That is the age old question for young people today. If someone was an exceptionally rebellious child, he might’ve contemplated the concept in his late teens.
Hopefully, though, they didn’t go through with it. It’s quite a heavy decision at such a young age.
Why the devil does every youngster in the world need a tattoo? We’re given a clean slate at birth and the second it’s legally allowed, we mark it all up after saving up a few hundred dollars.
But is it really worth permanence? Is a butterfly or a bible verse something worth being worn on the body for the rest of time?
Keep in mind, ink lasts forever and the removal might be more difficult than it seems. If having a tattoo is a must, first picture the future in 25 years.
Imagine spending a day on the beach with family, or walking into the new office on the first day. Will that tattoo bring pride?
If the answer is no, you should seriously reconsidering getting inked is a must. If it’s yes, then consider the content of the tattoo. What phrase, rendition or verse sums you up best, and please don’t let it be your favorite beer or sweetheart.
A critical question to consider when deciding on getting a tattoo is why it’s important. Is it because it makes one stand out?
The thing is, once people have adorned themselves in ink, they go to the beach the next day only to find themselves surrounded by tattoo aficionados.
After looking forward to displaying this new ink, it turns out that every tough dad, surfer dude and party chick on the beach has one too and they don’t usually differ vastly—a bible verse here, an opalescent fish there and so on.
Their statements of solidarity only cement them into a different group. Now they’re part of the ones who are tattooed, as opposed to the ones who are not.
Not much of a difference.
Getting a tattoo is not as liberating as we’d like to think. The grass is always greener on the other side and there are plenty of ways to stand out without ruining perfectly good skin.
If you’re wary of getting a tattoo, search for other ways to express rebelliousness first. Who knows, maybe by the time you’ve tried a few alternative acts of rebellion, you’ll be out of your tattoo phase. And that is usually what it is, a short-lived phase.
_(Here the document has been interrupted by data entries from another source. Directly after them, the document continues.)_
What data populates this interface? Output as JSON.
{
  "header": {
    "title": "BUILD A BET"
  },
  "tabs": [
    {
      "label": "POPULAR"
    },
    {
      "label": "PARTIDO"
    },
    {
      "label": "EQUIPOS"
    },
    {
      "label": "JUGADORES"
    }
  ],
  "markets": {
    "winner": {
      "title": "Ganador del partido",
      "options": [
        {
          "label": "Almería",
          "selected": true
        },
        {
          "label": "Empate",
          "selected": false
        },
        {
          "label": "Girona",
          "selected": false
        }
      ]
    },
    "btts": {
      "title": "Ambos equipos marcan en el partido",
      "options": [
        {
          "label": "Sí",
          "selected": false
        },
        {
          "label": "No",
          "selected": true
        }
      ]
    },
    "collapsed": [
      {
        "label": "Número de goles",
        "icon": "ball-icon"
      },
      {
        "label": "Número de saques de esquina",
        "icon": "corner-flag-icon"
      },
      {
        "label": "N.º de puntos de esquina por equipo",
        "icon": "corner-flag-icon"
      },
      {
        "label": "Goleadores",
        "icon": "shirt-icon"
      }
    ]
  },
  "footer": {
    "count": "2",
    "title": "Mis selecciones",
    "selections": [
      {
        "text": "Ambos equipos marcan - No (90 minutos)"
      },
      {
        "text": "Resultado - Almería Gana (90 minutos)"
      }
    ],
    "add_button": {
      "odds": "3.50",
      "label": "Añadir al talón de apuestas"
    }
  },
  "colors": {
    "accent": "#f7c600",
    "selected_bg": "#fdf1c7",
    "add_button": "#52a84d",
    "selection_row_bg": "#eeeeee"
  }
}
Choosing to have a tattoo is a way people wish to be separated from the crowd. But it’s really just leaving one crowd for another. Either way, it seems inevitable that we always follow a crowd, so choose wisely.